Convicted street artist defends work
By Aimie Cronin ⋅ March 12, 2010 ⋅ Post a comment
Street artist Phillip Sparrow in his Auckland workspace.
The distinction between street art and graffiti vandalism has come under the microscope, as a popular Auckland stencil artist was convicted of graffiti on private property at the Auckland District Court on Tuesday.
Sparrow Phillips’ conviction takes place just days after a 19 year-old was sentenced to almost two years behind bars for graffiti vandalism in Tauranga.
The government has a zero tolerance approach to graffiti, said police spokeswoman Cathie Collinson. The artistic merit of the graffiti has no relevance, she said, as the issue is about whether a person has permission to put their work on someone else’s property.
“If you walk down the street you are bombarded with billboards and you don’t get asked for that to happen. So what’s the difference between me putting up stencil art and billboards?” argues Phillips.
He insists there is a huge difference between graffiti vandalism and street art and gives the example of famous stencil artist Banksy to reinforce the importance and mainstream appeal of street art as a form of social commentary. He believes that while there is no artistic merit in tagging, stencil and graffiti art should be recognized and appreciated by the public, not policed.
AUT University advertising creativity lecturer Paul White agrees. “The difference between Sparrow and a tagger is massive,” he says. “Taggers aren’t trying to say anything.”
Phillips says teenagers who are angry about something make up the vast majority of taggers.
He adds that some adolescents begin with tagging but develop their work into more of an art form over time. In these cases, they are able to protest or say something to the public in a way that Phillips describes as “neutral.”
“No one can own it. The public are able to view it and appreciate it and then move on.”
Ninety per cent of the people he encounters are positive about his street art.
This month the government launched a programme called Tag Free Kiwi aiming to reduce the instances of graffiti. Secondary school students will be informed of the various criminal offenses and consequences surrounding graffiti.
The maximum penalty can be seven years in prison and Collinson believes the punishment fits the crime.
“Imagine if someone did it on your house or property,” she says.
Paul White disagrees: “If it were any good I would keep it there.”
If anyone sees this guys work, catch a tag on it, destroy it. Take photo and we'll post it on the blog.
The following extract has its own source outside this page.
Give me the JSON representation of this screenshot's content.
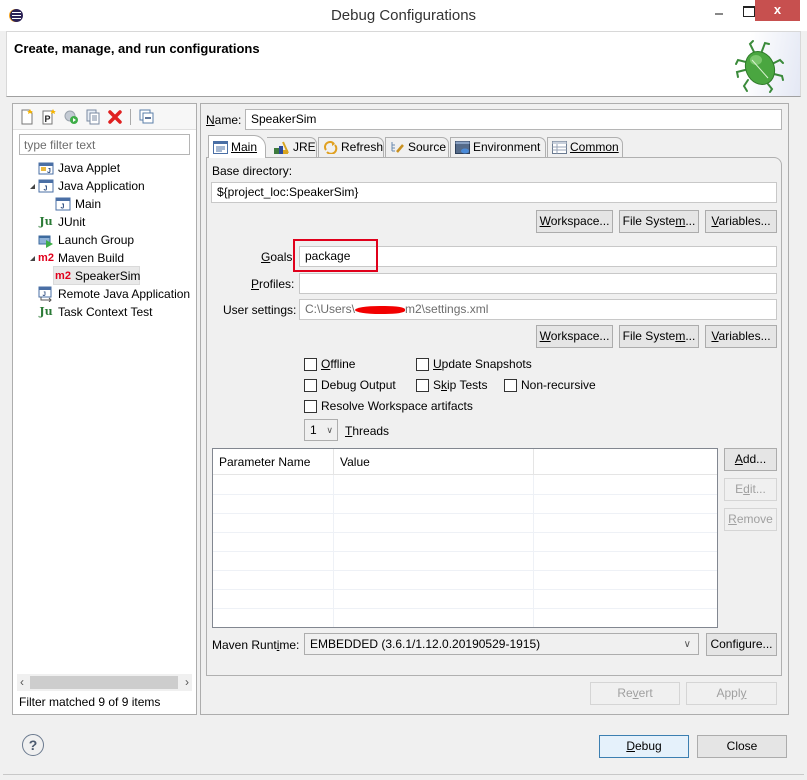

Does the concept of all for one mean anything to you? Just what the world needs, another stencil artist who relates to Banksy and thinks what he's doing is different to catching a tag.